This is one of the most important rooms in a home so working exhaust fans that vent to the homes exterior are looked at as well as the GFCI electrical outlets and if GFCI protection for the outlets is within 6 feet of the sink, dishwasher or leaks and if there are leaks in pipes under sinks, floor in cabinet under the sink has no stains or decay, water flow in sinks are adequate. The inspector also looks at the age of appliances and if built in appliances operate as well as if cabinets are in good condition with doors and drawers that operate properly.
5. Interior Rooms
Floors, walls and ceilings appear to be straight and level, presence of stains on floors, walls or ceilings, condition of flooring materials and if there are significant cracks in walls or ceilings. Your inspector checks windows and exterior doors to ensure they operate easily or latch properly and whether the windows and doors have weather-stripping or weep holes installed. Inspectors also check doors to see if they operate easily and latch properly or have signs of damage, decay or broken hardware.
Other interior rooms items your home inspector is looking at include the paint, wallcoverings or paneling (if any, wood trim, lights and switches that operate properly, if there are adequate numbers of 3 pronged electrical outlets in each room and they test properly. They also look at the heating and cooling source in each habitable room.
6. Exterior and Structural
Looking at the exterior grounds involves checking the surface drainage, grading, fencing or gates, driveway, patio’s, sidewalks as well as looking at the exterior of the homes trim, eaves, fascia’s, decks, porch, doors, windows, downspouts. Your inspector will look at the grading of the soil for signs of proper drainage of surface and roof water and it’s ability to flow away from the foundation. Your inspector is looking for proper function, poor installation and signs of wear or for items needing repair.
This focus is on the presence of any minor or major cracks in the foundation. Minor cracks are fairly typical in foundations without there being any underlying structural problem. If major cracks are present your inspector will recommend further inspection by a specialist.

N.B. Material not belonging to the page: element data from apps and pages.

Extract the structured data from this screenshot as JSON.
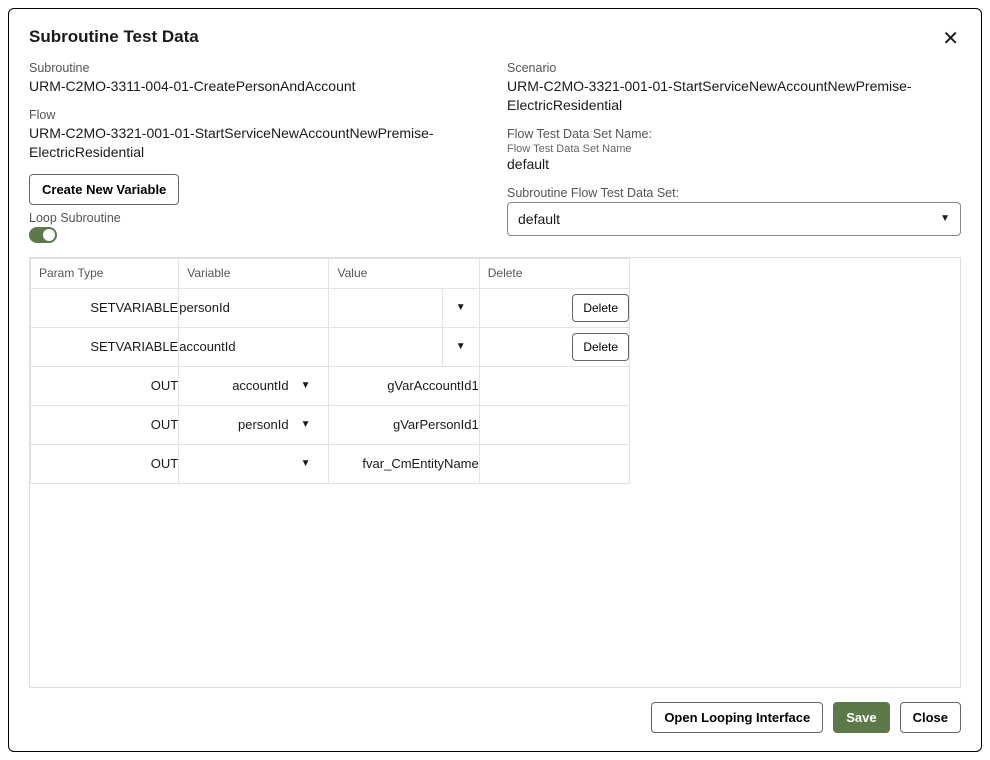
{
  "title": "Subroutine Test Data",
  "labels": {
    "subroutine": "Subroutine",
    "flow": "Flow",
    "loop": "Loop Subroutine",
    "scenario": "Scenario",
    "flowTestDataSetName": "Flow Test Data Set Name:",
    "flowTestDataSetNameSub": "Flow Test Data Set Name",
    "subroutineFlowTestDataSet": "Subroutine Flow Test Data Set:"
  },
  "values": {
    "subroutine": "URM-C2MO-3311-004-01-CreatePersonAndAccount",
    "flow": "URM-C2MO-3321-001-01-StartServiceNewAccountNewPremise-ElectricResidential",
    "scenario": "URM-C2MO-3321-001-01-StartServiceNewAccountNewPremise-ElectricResidential",
    "flowTestDataSetName": "default",
    "subroutineFlowTestDataSetSelected": "default"
  },
  "buttons": {
    "createNewVariable": "Create New Variable",
    "openLooping": "Open Looping Interface",
    "save": "Save",
    "close": "Close",
    "delete": "Delete"
  },
  "tableHeaders": {
    "paramType": "Param Type",
    "variable": "Variable",
    "value": "Value",
    "delete": "Delete"
  },
  "rows": [
    {
      "paramType": "SETVARIABLE",
      "variable": "personId",
      "variableDropdown": false,
      "value": "",
      "valueDropdown": true,
      "hasDelete": true
    },
    {
      "paramType": "SETVARIABLE",
      "variable": "accountId",
      "variableDropdown": false,
      "value": "",
      "valueDropdown": true,
      "hasDelete": true
    },
    {
      "paramType": "OUT",
      "variable": "accountId",
      "variableDropdown": true,
      "value": "gVarAccountId1",
      "valueDropdown": false,
      "hasDelete": false
    },
    {
      "paramType": "OUT",
      "variable": "personId",
      "variableDropdown": true,
      "value": "gVarPersonId1",
      "valueDropdown": false,
      "hasDelete": false
    },
    {
      "paramType": "OUT",
      "variable": "",
      "variableDropdown": true,
      "value": "fvar_CmEntityName",
      "valueDropdown": false,
      "hasDelete": false
    }
  ],
  "loopSubroutine": true
}
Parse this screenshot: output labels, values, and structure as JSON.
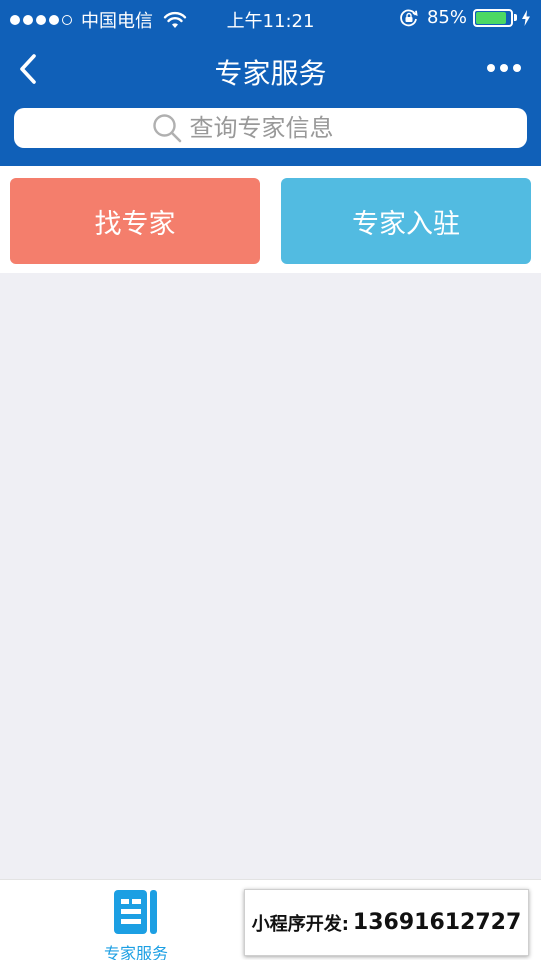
{
  "status_bar": {
    "carrier": "中国电信",
    "time": "上午11:21",
    "battery_percent": "85%",
    "battery_level": 0.85,
    "signal_bars": 4,
    "icons": [
      "signal-dots",
      "wifi-icon",
      "rotation-lock-icon",
      "battery-icon",
      "charging-bolt-icon"
    ]
  },
  "header": {
    "title": "专家服务",
    "back_icon": "chevron-left-icon",
    "more_icon": "more-dots-icon"
  },
  "search": {
    "placeholder": "查询专家信息",
    "icon": "search-icon"
  },
  "actions": {
    "find_expert": "找专家",
    "expert_join": "专家入驻"
  },
  "tab_bar": {
    "tabs": [
      {
        "label": "专家服务",
        "icon": "document-list-icon",
        "active": true
      },
      {
        "label": "",
        "icon": "avatar-icon",
        "active": false
      }
    ]
  },
  "promo": {
    "label": "小程序开发:",
    "number": "13691612727"
  },
  "colors": {
    "brand_blue": "#1060b8",
    "find_button": "#f47e6c",
    "join_button": "#52bbe1",
    "tab_active": "#1c9fe3",
    "page_bg": "#efeff4"
  }
}
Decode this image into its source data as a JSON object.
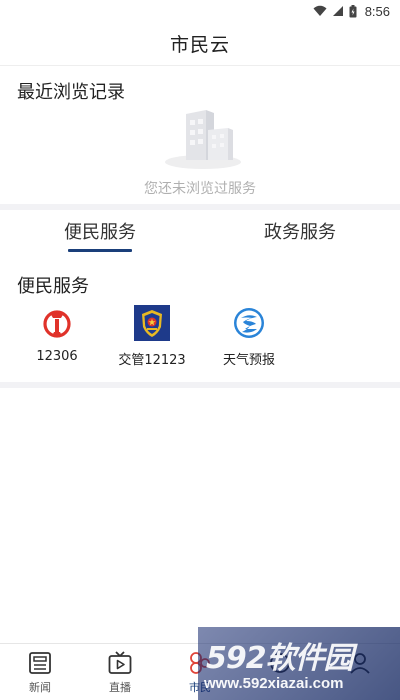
{
  "status_bar": {
    "time": "8:56",
    "icons": [
      "wifi-icon",
      "signal-icon",
      "battery-icon"
    ]
  },
  "header": {
    "title": "市民云"
  },
  "recent": {
    "heading": "最近浏览记录",
    "empty_text": "您还未浏览过服务"
  },
  "tabs": [
    {
      "label": "便民服务",
      "active": true
    },
    {
      "label": "政务服务",
      "active": false
    }
  ],
  "services": {
    "heading": "便民服务",
    "items": [
      {
        "label": "12306",
        "icon": "railway-icon"
      },
      {
        "label": "交管12123",
        "icon": "police-emblem-icon"
      },
      {
        "label": "天气预报",
        "icon": "weather-icon"
      }
    ]
  },
  "bottom_nav": [
    {
      "label": "新闻",
      "icon": "news-icon",
      "active": false
    },
    {
      "label": "直播",
      "icon": "tv-icon",
      "active": false
    },
    {
      "label": "市民",
      "icon": "citizen-icon",
      "active": true
    },
    {
      "label": "",
      "icon": "nav-icon-4",
      "active": false
    },
    {
      "label": "",
      "icon": "nav-icon-5",
      "active": false
    }
  ],
  "watermark": {
    "brand": "592软件园",
    "url": "www.592xiazai.com"
  },
  "colors": {
    "accent": "#1a3f7a",
    "active_nav": "#e0453a",
    "divider": "#f2f2f5",
    "muted_text": "#b0b0b0"
  }
}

7. Basement/Crawl Space
The basement is another important area in your home that seasoned professional home inspectors investigate thoroughly. The inspector is looking for evidence of moisture, if the exposed foundation has any stains or major cracks, flaking and confirming there is no efflorescence.
They look if there is visible structural wood showing any signs of sagging, damage, stains or insect damage. The crawl space is looked at to ensure it’s adequately vented to the exterior, evidence of insect damage or moisture damage is checked as well as insulation between the crawl space and heated areas, installed with a vapor barrier towards a heated area and if insulation on exposed water supply, waste and vent pipes is present.
When your home inspector is inspecting your basement they note any presence of mildew odor which can indicate past or present issues with water in the basement that promotes the growth of mold and mildew also.
If you’re planning to purchase a home or even sell your current home, consider a professional and affordable home inspector in Michigan at Top Floor Home Inspection. Get the in-depth look and detailed reporting you need.
We deliver reports within 24 hours after your inspection directly to your email!